Many people see building permits as a bureaucratic step standing between them and their dream home. In reality, it’s an important piece of the overall building process that protects all parties involved for the foreseeable future. So, before you complain about this task at your local permitting office, consider the practicality behind the process.
- It keeps your home safe.
Ultimately, a permit is only required for major projects that could endanger the safety and security of your household. If you want to lay a hardwood floor this weekend, then go ahead! No permit required. But, if you—or you contractor—want to start demolishing walls and/or expanding your layout, then you’ll want to secure your permit first.
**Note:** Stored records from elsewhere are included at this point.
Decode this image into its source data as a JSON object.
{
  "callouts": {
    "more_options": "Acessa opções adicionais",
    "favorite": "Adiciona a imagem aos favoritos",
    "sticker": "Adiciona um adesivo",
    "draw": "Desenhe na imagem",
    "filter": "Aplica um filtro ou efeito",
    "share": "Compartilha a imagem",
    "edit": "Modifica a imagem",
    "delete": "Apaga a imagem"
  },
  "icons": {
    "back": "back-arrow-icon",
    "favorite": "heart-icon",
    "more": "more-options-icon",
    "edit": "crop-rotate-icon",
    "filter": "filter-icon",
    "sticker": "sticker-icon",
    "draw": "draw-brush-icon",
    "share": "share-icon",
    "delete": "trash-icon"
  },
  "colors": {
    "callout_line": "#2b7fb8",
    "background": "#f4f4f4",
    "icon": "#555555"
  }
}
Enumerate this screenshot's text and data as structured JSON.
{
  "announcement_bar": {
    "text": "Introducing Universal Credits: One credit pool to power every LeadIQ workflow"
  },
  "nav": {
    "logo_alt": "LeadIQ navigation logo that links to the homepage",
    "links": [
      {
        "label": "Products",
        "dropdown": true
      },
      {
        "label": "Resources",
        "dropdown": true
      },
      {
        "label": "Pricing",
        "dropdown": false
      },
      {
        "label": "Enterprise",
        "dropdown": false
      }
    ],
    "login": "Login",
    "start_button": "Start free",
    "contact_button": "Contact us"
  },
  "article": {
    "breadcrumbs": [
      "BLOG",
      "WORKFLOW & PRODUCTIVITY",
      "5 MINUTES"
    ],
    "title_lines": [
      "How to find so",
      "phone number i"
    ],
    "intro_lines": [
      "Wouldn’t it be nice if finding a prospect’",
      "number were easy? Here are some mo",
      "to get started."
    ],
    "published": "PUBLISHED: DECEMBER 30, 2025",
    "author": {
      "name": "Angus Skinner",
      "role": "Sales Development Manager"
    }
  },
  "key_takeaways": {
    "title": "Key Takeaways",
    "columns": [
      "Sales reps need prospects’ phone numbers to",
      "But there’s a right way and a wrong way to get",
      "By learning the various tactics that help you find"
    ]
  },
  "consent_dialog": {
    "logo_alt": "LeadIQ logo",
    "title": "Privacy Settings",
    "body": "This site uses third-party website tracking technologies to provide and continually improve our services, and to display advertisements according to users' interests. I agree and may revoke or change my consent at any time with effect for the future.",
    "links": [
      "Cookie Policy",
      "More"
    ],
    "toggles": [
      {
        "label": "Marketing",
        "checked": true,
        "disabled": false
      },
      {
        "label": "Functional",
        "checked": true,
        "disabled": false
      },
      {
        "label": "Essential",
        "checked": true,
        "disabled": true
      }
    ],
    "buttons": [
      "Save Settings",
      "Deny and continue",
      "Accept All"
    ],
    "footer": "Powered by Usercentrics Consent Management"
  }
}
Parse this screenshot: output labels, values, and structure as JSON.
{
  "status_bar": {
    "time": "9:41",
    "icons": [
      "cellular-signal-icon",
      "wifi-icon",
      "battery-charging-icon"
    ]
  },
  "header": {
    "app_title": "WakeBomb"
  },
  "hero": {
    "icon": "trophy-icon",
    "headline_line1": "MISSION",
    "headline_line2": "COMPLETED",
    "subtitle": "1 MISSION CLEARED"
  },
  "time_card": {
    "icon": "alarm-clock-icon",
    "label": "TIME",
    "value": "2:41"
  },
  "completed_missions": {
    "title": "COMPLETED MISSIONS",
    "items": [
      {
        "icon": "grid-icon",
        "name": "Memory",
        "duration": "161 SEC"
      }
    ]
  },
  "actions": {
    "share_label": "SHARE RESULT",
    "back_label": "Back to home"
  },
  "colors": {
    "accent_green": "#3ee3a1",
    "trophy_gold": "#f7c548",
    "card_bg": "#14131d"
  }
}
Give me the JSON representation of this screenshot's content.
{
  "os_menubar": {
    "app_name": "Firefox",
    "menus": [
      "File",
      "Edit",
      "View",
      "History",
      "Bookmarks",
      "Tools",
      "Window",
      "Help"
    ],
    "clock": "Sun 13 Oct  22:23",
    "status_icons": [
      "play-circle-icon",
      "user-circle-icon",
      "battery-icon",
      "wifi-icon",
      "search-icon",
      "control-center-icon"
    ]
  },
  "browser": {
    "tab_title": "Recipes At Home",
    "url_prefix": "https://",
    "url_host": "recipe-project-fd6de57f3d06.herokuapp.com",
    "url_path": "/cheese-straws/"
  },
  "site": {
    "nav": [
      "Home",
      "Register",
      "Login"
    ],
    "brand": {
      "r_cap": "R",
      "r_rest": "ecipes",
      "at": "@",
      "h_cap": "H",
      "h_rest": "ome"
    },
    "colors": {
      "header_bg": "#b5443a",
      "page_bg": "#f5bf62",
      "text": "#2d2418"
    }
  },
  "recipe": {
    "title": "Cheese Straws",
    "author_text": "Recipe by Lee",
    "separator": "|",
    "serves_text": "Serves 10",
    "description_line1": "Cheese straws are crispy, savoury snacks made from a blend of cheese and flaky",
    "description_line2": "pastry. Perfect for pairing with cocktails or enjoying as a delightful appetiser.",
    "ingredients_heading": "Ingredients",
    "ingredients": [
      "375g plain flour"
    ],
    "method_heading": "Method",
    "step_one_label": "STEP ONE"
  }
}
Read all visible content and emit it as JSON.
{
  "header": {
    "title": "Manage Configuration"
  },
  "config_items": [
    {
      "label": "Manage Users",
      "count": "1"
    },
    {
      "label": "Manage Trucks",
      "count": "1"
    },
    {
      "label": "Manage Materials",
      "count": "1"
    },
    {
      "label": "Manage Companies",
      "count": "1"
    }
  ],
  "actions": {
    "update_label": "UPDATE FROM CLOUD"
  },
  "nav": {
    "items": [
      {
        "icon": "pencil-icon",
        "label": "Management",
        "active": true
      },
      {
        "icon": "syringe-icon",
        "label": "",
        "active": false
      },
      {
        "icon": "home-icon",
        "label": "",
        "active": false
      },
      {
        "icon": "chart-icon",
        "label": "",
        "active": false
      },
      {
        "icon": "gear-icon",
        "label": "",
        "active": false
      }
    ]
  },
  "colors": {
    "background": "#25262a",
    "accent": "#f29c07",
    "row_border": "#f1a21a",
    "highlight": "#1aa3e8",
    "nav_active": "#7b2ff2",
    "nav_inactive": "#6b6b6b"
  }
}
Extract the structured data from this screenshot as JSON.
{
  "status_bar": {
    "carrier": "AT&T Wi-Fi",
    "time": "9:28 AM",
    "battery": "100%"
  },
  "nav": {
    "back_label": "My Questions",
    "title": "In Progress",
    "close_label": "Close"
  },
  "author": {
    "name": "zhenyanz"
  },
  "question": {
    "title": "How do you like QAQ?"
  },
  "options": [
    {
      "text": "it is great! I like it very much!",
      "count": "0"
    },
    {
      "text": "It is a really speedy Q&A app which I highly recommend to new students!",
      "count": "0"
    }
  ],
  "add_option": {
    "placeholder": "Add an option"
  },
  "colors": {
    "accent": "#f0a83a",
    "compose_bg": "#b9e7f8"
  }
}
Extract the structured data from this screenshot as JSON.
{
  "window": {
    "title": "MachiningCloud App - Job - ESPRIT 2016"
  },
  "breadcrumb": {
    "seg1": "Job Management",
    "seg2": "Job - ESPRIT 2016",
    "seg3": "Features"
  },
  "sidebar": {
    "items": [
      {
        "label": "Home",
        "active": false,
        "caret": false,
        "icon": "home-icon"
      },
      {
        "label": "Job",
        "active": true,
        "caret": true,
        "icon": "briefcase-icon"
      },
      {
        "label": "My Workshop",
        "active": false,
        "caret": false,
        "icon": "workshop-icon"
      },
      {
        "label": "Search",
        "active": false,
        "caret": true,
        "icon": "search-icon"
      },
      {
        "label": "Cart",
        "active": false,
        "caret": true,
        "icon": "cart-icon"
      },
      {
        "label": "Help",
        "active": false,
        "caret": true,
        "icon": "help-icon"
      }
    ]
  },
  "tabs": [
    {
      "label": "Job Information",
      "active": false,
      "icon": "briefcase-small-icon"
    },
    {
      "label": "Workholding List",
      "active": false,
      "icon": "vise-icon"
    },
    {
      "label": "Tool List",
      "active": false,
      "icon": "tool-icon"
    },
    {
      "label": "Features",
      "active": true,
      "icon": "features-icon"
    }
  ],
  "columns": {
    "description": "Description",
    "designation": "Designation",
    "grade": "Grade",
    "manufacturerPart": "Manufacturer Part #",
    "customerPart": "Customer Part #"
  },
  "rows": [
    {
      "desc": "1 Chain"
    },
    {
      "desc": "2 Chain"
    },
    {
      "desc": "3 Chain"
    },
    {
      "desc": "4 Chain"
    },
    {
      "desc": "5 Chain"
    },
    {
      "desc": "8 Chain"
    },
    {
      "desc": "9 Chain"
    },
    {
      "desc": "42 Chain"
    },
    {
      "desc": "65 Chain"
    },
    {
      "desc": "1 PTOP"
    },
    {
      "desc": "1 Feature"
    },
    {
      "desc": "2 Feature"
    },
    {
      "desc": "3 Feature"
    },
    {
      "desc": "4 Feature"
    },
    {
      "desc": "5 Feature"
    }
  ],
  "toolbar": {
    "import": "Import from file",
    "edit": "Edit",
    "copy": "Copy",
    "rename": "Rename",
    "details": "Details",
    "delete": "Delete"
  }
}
It also deters people from trying to save money during their home improvements by cutting corners. Building codes aren’t merely there to inconvenience you, but rather to uphold safe practices. By providing building plans ahead of time and having inspections along the way, you can avoid mishaps that would otherwise be hidden within walls.
- It protects your liability.
Whether you’re the contractor or the homeowner, a permit provides an extra layer of protection. The last thing you want to worry about when you deck deteriorates or your electrical work short circuits is a potential lawsuit. Unfortunately, if you didn’t obtain a permit prior to doing the work, your insurance company can refuse to honor the policy. Moreover, if anyone was injured as a result of this problem, you’ll shoulder the brunt of the legal liability for their bills.
- It protects your investment.
Now, there are the obvious costs upfront for failing to obtain a permit in due time, such as being fined or forced to tear out the work and then pay someone to do it again (properly). However, there are also long term costs associated with this omission. When/if you try to resell your house, this will likely be uncovered during the inspection process—ultimately hurting the value of your property, if not undermining the sale altogether.
Most remodeling projects begin with the intention of enhancing the overall value and convenience of your home. Why potentially undercut that by trying to circumvent one of the first steps in the process? The cost of the permit is realistically a minimal fee to pay for protection that covers so many areas of home ownership. Not to mention, the hypothetical price of not getting one vastly outweighs the upfront charge.